Dr. Siddhartha Mukherjee
Cancer Physician, Researcher, and Pulitzer Prize winning Author
of The Emperor of All Maladies – New York, NY
Markus Library, Welch Hall, Level Two Main Reading Room
Thursday, March 15, 2018
Reception at 3:15 and following the presentation. Author presentation at 3:30
Dr. Mukherjee will share his thoughts and experiences on becoming a best selling author skilled at presenting science effectively to the non science community.
Copies of his 2016 book The Gene: an Intimate History will be available for sale at the book talk.
The February 2015 edition of the library’s newsletter is now available!
Please follow this link to download our inaugural issue featuring:
- A tutorial on renewing library material online
- A list of new books in our scientific and recreational reading collections.
- Book recommendations from the library’s science informationist, John Borghi
- A description of select services offered by the library: Including Browzine, Mango Languages, and PubSubmit.
- A description of AHRQ’s new public access policy
- Answers to frequently asked questions: Including how to access library resources while off campus and accessing library materials available through the libraries at Weill Cornell and Memorial Sloan Kettering.
Thanks for reading!
Alfred Russel Wallace (8 January 1823 – 7 November 1913) was a British naturalist, explorer, geographer, anthropologist, and biologist. He is best known for independently conceiving the theory of evolution through natural selection; his paper on the subject was jointly published with some of Charles Darwin’s writings in 1858. This prompted Darwin to publish his own ideas in On the Origin of Species. Wallace did extensive fieldwork, first in the Amazon River basin and then in the Malay Archipelago, where he identified the Wallace Line that divides the Indonesian archipelago into two distinct parts: a western portion in which the animals are largely of Asian origin, and an eastern portion where the fauna reflect Australasia.
He was considered the 19th century’s leading expert on the geographical distribution of animal species and is sometimes called the “father of biogeography”. Wallace was one of the leading evolutionary thinkers of the 19th century and made many other contributions to the development of evolutionary theory besides being codiscoverer of natural selection. These included the concept of warning coloration in animals, and the Wallace effect, a hypothesis on how natural selection could contribute to speciation by encouraging the development of barriers against hybridization.
Wallace was strongly attracted to unconventional ideas (such as evolution). His advocacy of spiritualism and his belief in a non-material origin for the higher mental faculties of humans strained his relationship with some members of the scientific establishment. In addition to his scientific work, he was a social activist who was critical of what he considered to be an unjust social and economic system in 19th-century Britain. His interest in natural history resulted in his being one of the first prominent scientists to raise concerns over the environmental impact of human activity.

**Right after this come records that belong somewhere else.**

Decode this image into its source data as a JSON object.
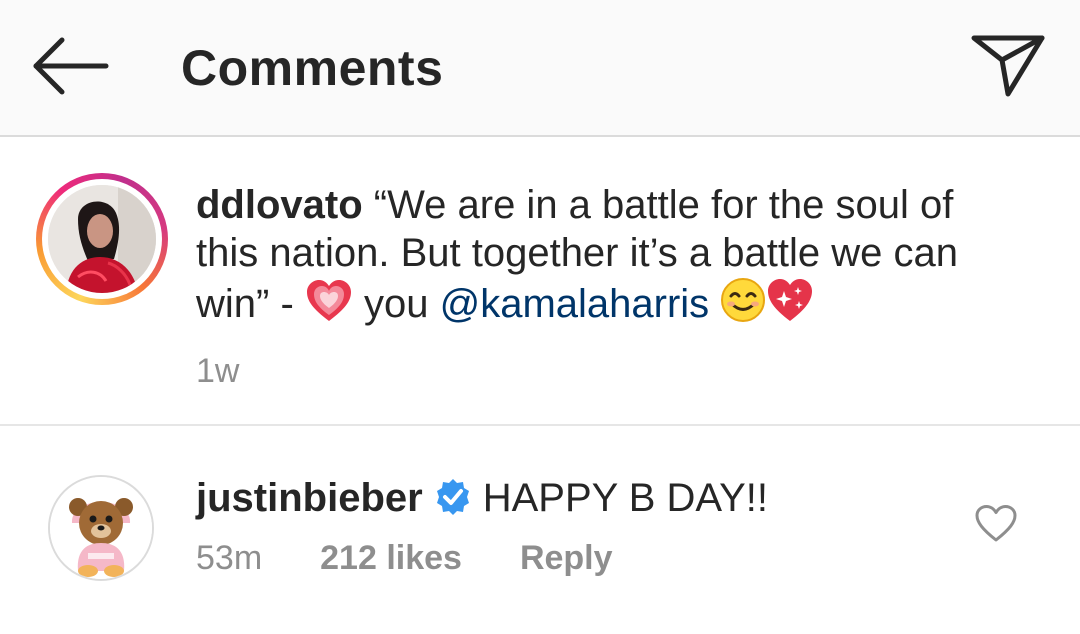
{
  "header": {
    "title": "Comments",
    "back_icon": "arrow-left-icon",
    "share_icon": "paper-plane-icon"
  },
  "caption": {
    "username": "ddlovato",
    "text_part1": "“We are in a battle for the soul of this nation. But together it’s a battle we can win” - ",
    "text_part2": " you ",
    "mention": "@kamalaharris",
    "timestamp": "1w",
    "emojis": [
      "heart-emoji",
      "smiling-face-emoji",
      "sparkling-heart-emoji"
    ]
  },
  "comment": {
    "username": "justinbieber",
    "verified_icon": "verified-badge-icon",
    "text": "HAPPY B DAY!!",
    "time": "53m",
    "likes": "212 likes",
    "reply_label": "Reply",
    "like_icon": "heart-outline-icon"
  },
  "colors": {
    "text": "#262626",
    "secondary": "#8e8e8e",
    "mention": "#003569",
    "verified": "#3897f0",
    "header_bg": "#fafafa"
  }
}
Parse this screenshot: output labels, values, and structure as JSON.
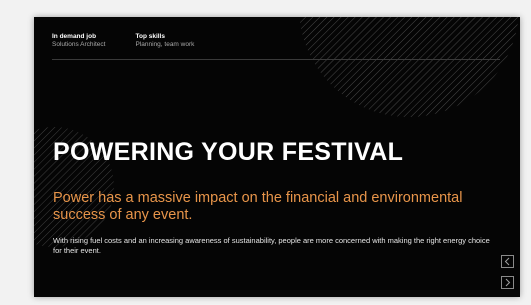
{
  "header": {
    "job_label": "In demand job",
    "job_value": "Solutions Architect",
    "skills_label": "Top skills",
    "skills_value": "Planning, team work"
  },
  "slide": {
    "title": "POWERING YOUR FESTIVAL",
    "subtitle": "Power has a massive impact on the financial and environmental success of any event.",
    "body": "With rising fuel costs and an increasing awareness of sustainability, people are more concerned with making the right energy choice for their event."
  },
  "colors": {
    "background": "#050505",
    "accent": "#e8954a",
    "text": "#ffffff"
  },
  "icons": {
    "prev": "chevron-left-icon",
    "next": "chevron-right-icon"
  }
}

In honor of the centennial of his death, this short film celebrates the extraordinary life and lasting scientific contributions of the other, arguably more colorful discoverer of natural selection.
‘The Animated Life of A.R. Wallace’
Those who don’t know history are doomed to reinvent wheels and miss out on great stories! A historian and a young scientist discuss the rewards and importance of learning about the history of science.
Dr. Carol Moberg, historian of science and Senior Research Associate at The Rockefeller University, shares some of the stories behind her book, Entering an Unseen World, about the history and development of modern cell biology. She’s joined by Rockefeller University Graduate Fellow Joseph Luna, who lends his perspective on the value of studying the history of science for students and young scientists.
Science & the City Podcast
The most interesting people I know, or have known, generally are those who are widely read on many different topics, and who enjoy many genres. I know this to be true of our own community. We are readers. If you are looking for a good read, here is a look at some opinions from those whose business it is to know, judge, and recommend good books.
The New York Times The year’s 10 “best” books: 5 fiction and 5 non fiction
100 Notable Books of 2011. The New York Times. A little wider variety.
Amazon 100 Best books of 2011
Chicago Tribune Thoughts on Year’s Best Reads list by Tribune staff Julia Keller and Elizabeth Taylor
The Librarians’ Picks for 2011 at The Los Angeles Public LIbrary
The Boston Globe Picks the Year’s Best Science Books
My own pick for favorite book in 2011: David McCullough’s The Greater Journey: Americans in Paris. In the early decades of the American experiment in democracy, the nation had yet to develop its own great institutions for art, education, and science. Americans were drawn to Europe to complete their educations, to experience culture, to expand their minds beyond the parochial limits of a young and poor nation. Paris was a shining beacon of all the best the world had to offer, and Americans fell in love with Paris. David McCullouogh’s book explores the experiences of these pilgrims and how they in turn changed America. In the 1830’s Paris was a world center of medical knowledge and treatment. I was particularly impressed with the author’s descriptions of this subject. The early days of medicine were fascinating, exciting, and gruesome, but here are some of the roots of what we do at Rockefeller. – Carol Feltes